Originally Posted by thumbhammer
Ok, the facts....E4600 @ 3GHz with multi x12 and at 250MHz bus speed. While looking at CPU-Z after my first overclock I saw that my divider was a 1:1, a suggested mulitplier for starting out, but something didn't look right....my DRAM frequency was at 250MHz (effectively 500MHz) instead of 400 (effectively 800MHz). SOOO...I go into the BIOS and see what options I have. I can't change the multi, but I can change the divider. The choices are, I think: Auto, 1:1, 1:1.1, 1:2, and 1:1.2. I change the divider to 1:1.2 and get it to 375.8 or 751.6MHz effective. Now heres the question, can I or even should I need to/even want to push it past or try to break even with 800MHz+, or is it not even gonna make a difference? If I set the divider to auto, it wants to go to 1000MHz or something, but I doubt it would be stable.
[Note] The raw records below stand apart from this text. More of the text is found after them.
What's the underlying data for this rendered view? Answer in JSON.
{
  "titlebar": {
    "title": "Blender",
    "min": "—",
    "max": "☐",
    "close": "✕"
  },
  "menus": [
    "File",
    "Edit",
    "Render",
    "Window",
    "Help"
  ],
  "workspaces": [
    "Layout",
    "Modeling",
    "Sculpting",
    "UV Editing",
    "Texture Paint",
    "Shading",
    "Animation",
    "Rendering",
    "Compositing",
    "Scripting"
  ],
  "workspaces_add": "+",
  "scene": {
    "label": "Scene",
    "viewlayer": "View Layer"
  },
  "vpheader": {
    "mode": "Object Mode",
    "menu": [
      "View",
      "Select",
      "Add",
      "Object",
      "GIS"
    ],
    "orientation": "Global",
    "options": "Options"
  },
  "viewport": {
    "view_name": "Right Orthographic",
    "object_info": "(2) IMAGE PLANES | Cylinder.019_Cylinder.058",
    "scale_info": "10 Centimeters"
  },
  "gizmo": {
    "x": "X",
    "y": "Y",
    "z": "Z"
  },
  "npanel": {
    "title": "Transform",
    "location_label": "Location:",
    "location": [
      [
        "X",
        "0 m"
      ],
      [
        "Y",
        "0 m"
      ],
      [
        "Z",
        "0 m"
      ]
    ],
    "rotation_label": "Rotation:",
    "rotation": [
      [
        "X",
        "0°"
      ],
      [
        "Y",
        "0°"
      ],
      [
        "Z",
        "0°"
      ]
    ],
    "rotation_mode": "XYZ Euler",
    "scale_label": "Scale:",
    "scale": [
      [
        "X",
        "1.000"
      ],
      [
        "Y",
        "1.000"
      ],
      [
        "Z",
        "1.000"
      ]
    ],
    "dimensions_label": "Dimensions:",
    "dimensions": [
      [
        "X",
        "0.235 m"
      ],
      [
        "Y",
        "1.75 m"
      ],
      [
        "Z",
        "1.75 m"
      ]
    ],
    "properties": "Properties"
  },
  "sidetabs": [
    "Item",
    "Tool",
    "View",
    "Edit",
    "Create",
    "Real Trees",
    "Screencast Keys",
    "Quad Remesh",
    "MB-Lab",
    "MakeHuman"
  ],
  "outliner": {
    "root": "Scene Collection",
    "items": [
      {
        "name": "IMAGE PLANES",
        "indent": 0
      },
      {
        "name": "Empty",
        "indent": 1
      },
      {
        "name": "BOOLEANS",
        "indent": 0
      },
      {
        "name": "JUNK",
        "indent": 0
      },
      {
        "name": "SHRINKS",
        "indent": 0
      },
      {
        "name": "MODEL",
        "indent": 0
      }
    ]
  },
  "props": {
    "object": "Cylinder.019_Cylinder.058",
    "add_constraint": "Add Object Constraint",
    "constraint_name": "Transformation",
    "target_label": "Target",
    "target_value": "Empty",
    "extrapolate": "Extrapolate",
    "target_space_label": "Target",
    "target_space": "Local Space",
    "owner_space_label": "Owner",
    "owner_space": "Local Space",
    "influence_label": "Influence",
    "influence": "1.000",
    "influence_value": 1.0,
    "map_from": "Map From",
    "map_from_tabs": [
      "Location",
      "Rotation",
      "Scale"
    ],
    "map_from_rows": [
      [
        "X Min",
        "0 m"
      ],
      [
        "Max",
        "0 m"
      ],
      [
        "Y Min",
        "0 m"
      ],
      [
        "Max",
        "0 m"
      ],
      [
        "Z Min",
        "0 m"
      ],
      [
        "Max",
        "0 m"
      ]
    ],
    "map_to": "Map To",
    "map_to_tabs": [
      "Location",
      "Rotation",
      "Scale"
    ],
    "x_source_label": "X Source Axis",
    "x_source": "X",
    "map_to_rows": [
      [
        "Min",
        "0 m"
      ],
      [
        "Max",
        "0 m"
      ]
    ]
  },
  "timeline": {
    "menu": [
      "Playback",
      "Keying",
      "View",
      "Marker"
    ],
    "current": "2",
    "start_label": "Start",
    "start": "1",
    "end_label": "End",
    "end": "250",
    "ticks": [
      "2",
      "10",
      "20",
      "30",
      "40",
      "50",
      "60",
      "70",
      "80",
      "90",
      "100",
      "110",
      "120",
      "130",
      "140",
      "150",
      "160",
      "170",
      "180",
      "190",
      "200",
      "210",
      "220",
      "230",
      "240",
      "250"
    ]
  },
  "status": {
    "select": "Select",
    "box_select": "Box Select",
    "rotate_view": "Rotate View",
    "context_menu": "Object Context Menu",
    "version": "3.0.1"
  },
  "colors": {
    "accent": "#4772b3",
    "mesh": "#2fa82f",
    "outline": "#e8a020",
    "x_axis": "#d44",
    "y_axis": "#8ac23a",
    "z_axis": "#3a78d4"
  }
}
It's an age old question actually. The old days when AMD and Hyperthreading was king, there were numerous tests that showed that OC of ram did improve performance during certain applications. And when CoreDuo series took over AMD, most people think that 1:1 ratio is the best meaning FSB:RAM. There are still numerous findings that OC ram does indeed improve performance marginally, but most people only see benefits during benchmarking (PCMark or Everest) or memory intensive applications.
My opinion on this is that we all OC so that we can get the max performance out of our system within limit, so why not our mem as well? Even if we don't see real life benefits on a day to day basis, if it is capable of more, then why not?
Most 800mhz ram, depending on quality and thermal management, will overclock very easily with enough voltage. And with ram prices dropping faster than stock market, you can get into a very overclockable ram for very cheap. Chances are, you ram might be able to handle the 1000mhz, if you overvolt it to around 2.0v to 2.2v, with something like 5-5-5-15 to 5-5-5-18 timings, and in some cases only with 6-6-6-18 timings. You may also want to overvolt your NB by a small margin once you overclock, so that it can handle the extra load.
If you are really concerned though, or if you don't feel like your rig can't handle it, the good news is that even at 751mhz vs 800mhz, there would not be any difference at all, so I would run it at that speed.
Hope that helps.